This is where data enters the picture.  In the history of live events, good metrics were hard to come by, so we relied on anecdotal evidence and hunches. Today, most things are measurable if we have the will to seek, analyze and believe the data. There are two problems here: One, we collect so much data, without thinking about what we need to learn, that we become inundated and just fall back on assumptions; Two, we initiate surveys or focus groups designed to affirm our assumptions, or make us look good to our bosses and our clients, instead of unearthing insights that could drive improvement.

To be designers, we have to be honest. “And when you start to think like that,” Bruce concludes,  “then the process that you’re in is a design process, because you’re actually looking for the truth.”

Integrity, of course is another Freeman value that aligns with a design-thinking approach to leadership. If we punish our people for delivering bad news, they will quickly learn to bring us only the good news.

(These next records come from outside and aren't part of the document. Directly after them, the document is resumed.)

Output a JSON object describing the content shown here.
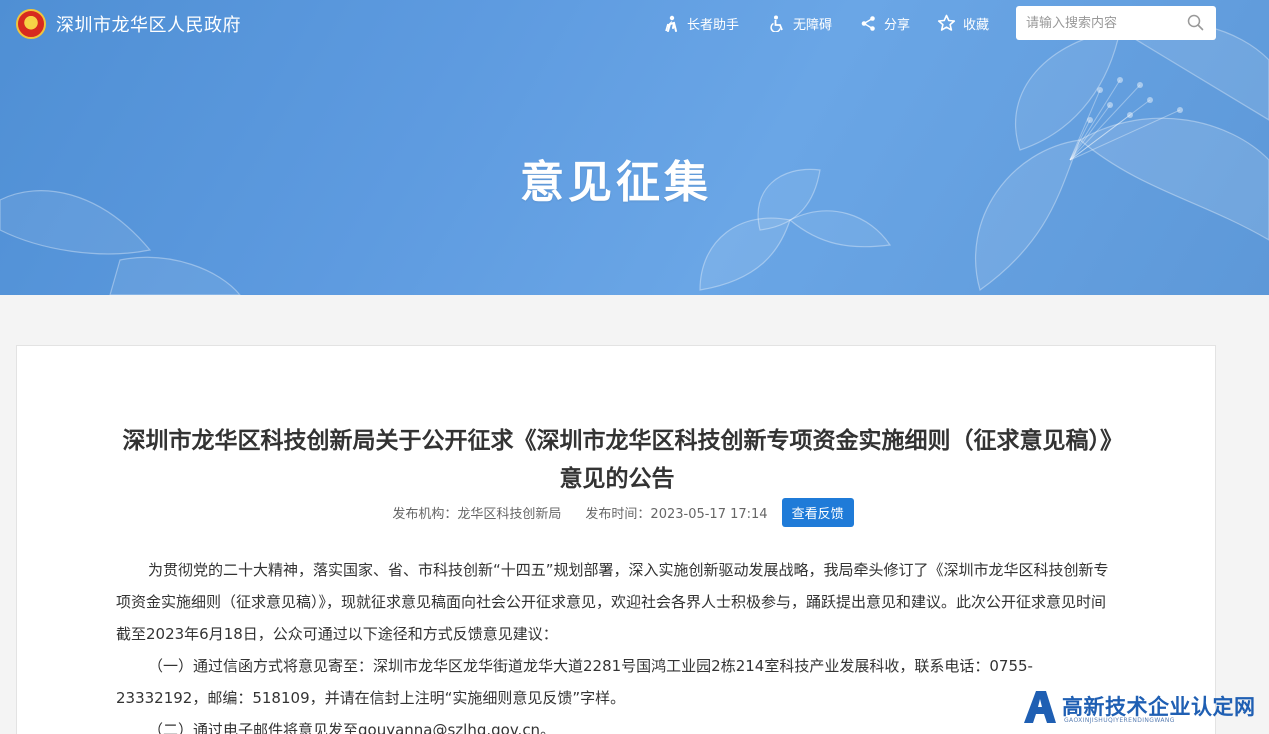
{
  "header": {
    "site_title": "深圳市龙华区人民政府",
    "logo_icon": "national-emblem-icon",
    "tools": [
      {
        "label": "长者助手",
        "icon": "elder-assistant-icon"
      },
      {
        "label": "无障碍",
        "icon": "accessibility-icon"
      },
      {
        "label": "分享",
        "icon": "share-icon"
      },
      {
        "label": "收藏",
        "icon": "star-icon"
      }
    ],
    "search": {
      "placeholder": "请输入搜索内容",
      "value": "",
      "icon": "search-icon"
    }
  },
  "banner": {
    "title": "意见征集"
  },
  "article": {
    "title": "深圳市龙华区科技创新局关于公开征求《深圳市龙华区科技创新专项资金实施细则（征求意见稿）》意见的公告",
    "meta": {
      "publisher_label": "发布机构：龙华区科技创新局",
      "publish_time_label": "发布时间：2023-05-17 17:14",
      "feedback_button": "查看反馈"
    },
    "paragraphs": [
      "为贯彻党的二十大精神，落实国家、省、市科技创新“十四五”规划部署，深入实施创新驱动发展战略，我局牵头修订了《深圳市龙华区科技创新专项资金实施细则（征求意见稿）》，现就征求意见稿面向社会公开征求意见，欢迎社会各界人士积极参与，踊跃提出意见和建议。此次公开征求意见时间截至2023年6月18日，公众可通过以下途径和方式反馈意见建议：",
      "（一）通过信函方式将意见寄至：深圳市龙华区龙华街道龙华大道2281号国鸿工业园2栋214室科技产业发展科收，联系电话：0755-23332192，邮编：518109，并请在信封上注明“实施细则意见反馈”字样。",
      "（二）通过电子邮件将意见发至gouyanna@szlhq.gov.cn。"
    ]
  },
  "watermark": {
    "title": "高新技术企业认定网",
    "subtitle": "GAOXINJISHUQIYERENDINGWANG"
  },
  "colors": {
    "banner": "#5e9be0",
    "accent": "#1f7bd8",
    "watermark": "#1f5fb3"
  }
}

This begins the spiral of complacency and slow, sure death.  If we choose to believe that the things that have always worked will continue to work — that the next generation of attendees at our medical convention or auto show or user conference will engage the same way as their predecessors — we are doomed to fail. Conversely, when we form the habit of collecting meaningful data, when we think about what kind of proxies and metrics we can start to gather, and design that continuous cycle of learning into the process, we are well on our way to being a design-thinking company.

Cynics are usually just waiting for something bad to happen so they can say, “I told you so.” They treat the future as a minefield they refuse to cross. Designers consider all the bad news early in the process, when they think about the opportunity for improvement and formulate their plan. Having flagged and defused all the landmines, they can afford to be optimistic about their success for the future.  And people are inspired to follow them.

You can read more about Freeman’s decision to become a design-thinking company here.